Everything we do, regardless of our own awareness,

affects the lives of others. 

Years ago, I found a book. Dressed in a simple blue jacket, with a picture of a young girl, face framed by a straw hat, on its cover. The title of the book, Out of the Dust. The author, Karen Hesse.

The story setting is Oklahoma during the Great Depression, 
amid the choking and desolate Dust Bowl years.

It is a moving and difficult read, but a tale of triumph of the human spirit.

I found it tucked away on my shelf here beside me,
as the rain rinsed the windows in my studio.

I was in a pacing mood today. Back and forth. Stopping and starting like a hiccup. Radio blaring. Finger tapping, knee bouncing ennui. I watched the sun go down and couldn't settle. So I sat on the floor to organize my book shelf and there was the little blue book. My bookmark, a postcard from London, tucked neatly inside.

"I miss you all".

A memory came back softly to greet me. A memory of a time before, when like tonight, I sat quietly with myself and wrote. I pulled out my portfolio book, and found what I had written, back when the longing to write, was simply a seed in the palm of my hand.

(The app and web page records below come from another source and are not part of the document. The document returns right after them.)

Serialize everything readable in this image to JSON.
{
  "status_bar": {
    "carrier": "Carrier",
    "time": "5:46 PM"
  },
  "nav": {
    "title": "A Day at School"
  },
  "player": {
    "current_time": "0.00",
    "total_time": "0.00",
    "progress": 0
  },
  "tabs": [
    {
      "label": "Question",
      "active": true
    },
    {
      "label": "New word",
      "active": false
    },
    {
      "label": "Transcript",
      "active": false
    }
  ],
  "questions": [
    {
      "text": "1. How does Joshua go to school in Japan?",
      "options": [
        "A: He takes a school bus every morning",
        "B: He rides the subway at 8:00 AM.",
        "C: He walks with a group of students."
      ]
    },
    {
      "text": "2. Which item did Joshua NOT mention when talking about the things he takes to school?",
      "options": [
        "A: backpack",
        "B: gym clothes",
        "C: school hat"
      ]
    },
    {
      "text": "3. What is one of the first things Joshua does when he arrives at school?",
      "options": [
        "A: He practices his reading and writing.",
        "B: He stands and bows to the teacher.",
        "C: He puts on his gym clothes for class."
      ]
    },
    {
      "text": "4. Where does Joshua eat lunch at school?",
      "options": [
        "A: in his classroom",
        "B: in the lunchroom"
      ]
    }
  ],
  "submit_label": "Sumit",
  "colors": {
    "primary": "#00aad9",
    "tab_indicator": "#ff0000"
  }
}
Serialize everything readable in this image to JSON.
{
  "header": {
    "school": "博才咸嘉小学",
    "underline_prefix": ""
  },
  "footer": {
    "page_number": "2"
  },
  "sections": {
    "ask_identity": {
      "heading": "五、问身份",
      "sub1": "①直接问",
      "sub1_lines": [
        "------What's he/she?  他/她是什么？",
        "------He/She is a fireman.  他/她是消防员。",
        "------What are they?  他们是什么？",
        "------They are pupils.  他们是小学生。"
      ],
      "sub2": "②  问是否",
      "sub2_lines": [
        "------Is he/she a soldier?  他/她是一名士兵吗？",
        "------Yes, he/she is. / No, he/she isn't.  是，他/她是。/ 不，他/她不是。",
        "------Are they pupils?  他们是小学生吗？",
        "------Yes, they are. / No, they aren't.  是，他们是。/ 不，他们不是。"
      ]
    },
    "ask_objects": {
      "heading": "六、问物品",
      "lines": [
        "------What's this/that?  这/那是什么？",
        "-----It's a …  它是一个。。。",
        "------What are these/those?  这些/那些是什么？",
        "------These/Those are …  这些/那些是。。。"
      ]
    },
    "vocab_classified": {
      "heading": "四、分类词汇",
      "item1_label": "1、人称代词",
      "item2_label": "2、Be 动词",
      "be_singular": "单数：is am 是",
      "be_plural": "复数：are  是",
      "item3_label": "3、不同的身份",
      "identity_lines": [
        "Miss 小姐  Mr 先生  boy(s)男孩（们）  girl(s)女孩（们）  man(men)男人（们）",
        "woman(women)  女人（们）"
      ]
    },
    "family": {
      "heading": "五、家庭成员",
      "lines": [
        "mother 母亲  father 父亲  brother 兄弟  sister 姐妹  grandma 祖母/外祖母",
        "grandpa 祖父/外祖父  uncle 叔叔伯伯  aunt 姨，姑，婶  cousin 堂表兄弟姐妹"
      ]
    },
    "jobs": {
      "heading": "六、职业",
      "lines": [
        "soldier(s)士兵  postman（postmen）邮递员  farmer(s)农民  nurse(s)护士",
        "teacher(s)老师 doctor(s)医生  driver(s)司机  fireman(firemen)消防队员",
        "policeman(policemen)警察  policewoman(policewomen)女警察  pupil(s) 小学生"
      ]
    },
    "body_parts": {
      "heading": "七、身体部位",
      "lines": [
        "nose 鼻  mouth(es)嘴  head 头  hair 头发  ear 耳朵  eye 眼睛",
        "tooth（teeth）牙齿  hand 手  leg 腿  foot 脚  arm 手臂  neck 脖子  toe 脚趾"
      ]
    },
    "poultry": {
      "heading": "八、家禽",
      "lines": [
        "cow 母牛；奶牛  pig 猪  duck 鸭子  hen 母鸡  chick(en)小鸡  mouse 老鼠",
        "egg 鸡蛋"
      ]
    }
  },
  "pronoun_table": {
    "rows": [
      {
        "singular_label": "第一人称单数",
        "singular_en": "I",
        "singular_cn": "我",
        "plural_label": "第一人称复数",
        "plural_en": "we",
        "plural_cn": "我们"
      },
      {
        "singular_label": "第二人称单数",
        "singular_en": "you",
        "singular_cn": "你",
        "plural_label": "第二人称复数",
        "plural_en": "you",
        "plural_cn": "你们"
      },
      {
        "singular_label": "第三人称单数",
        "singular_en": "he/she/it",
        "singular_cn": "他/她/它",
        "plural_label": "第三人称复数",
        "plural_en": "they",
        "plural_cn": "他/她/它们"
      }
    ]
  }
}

After no rain, the ground becomes hard,
The drought leaves no mark on the soil.
Clouds may gather and tiny drops fall.
The earth remains a skeptic 
and the drops roll away.
Bringing no softening of the earth.
And if the rain should fall in heavy thunderous waves
The Soil, untrusting, may yet refuse to yield
Letting the moisture run in rivers
Absorbing nothing.
Only the steadiness of a soft continuous shower
Gently seeping into the parched cracks,
Will coax the earth to soften and let go
To allow the healing to begin,
So that once again seeds will sprout
And flowers will grow.
Only when the rain promises to return
When needed
When asked
Only then will the ground once again
Return the favor with softness underfoot 
And the sight of new beginnings.
Till then whether drops or deluge
The landscape remains the same
And the dust continues to blow.
If left too long, memories die
Hardened by the waiting,
For the ground stood firm,
It was the rain that refused to come. 

Please remember, as I've told you before...

And in the meantime, I have an umbrella you may borrow,
and I'd be glad to water your flowers when you're away.

Adirondack Chairs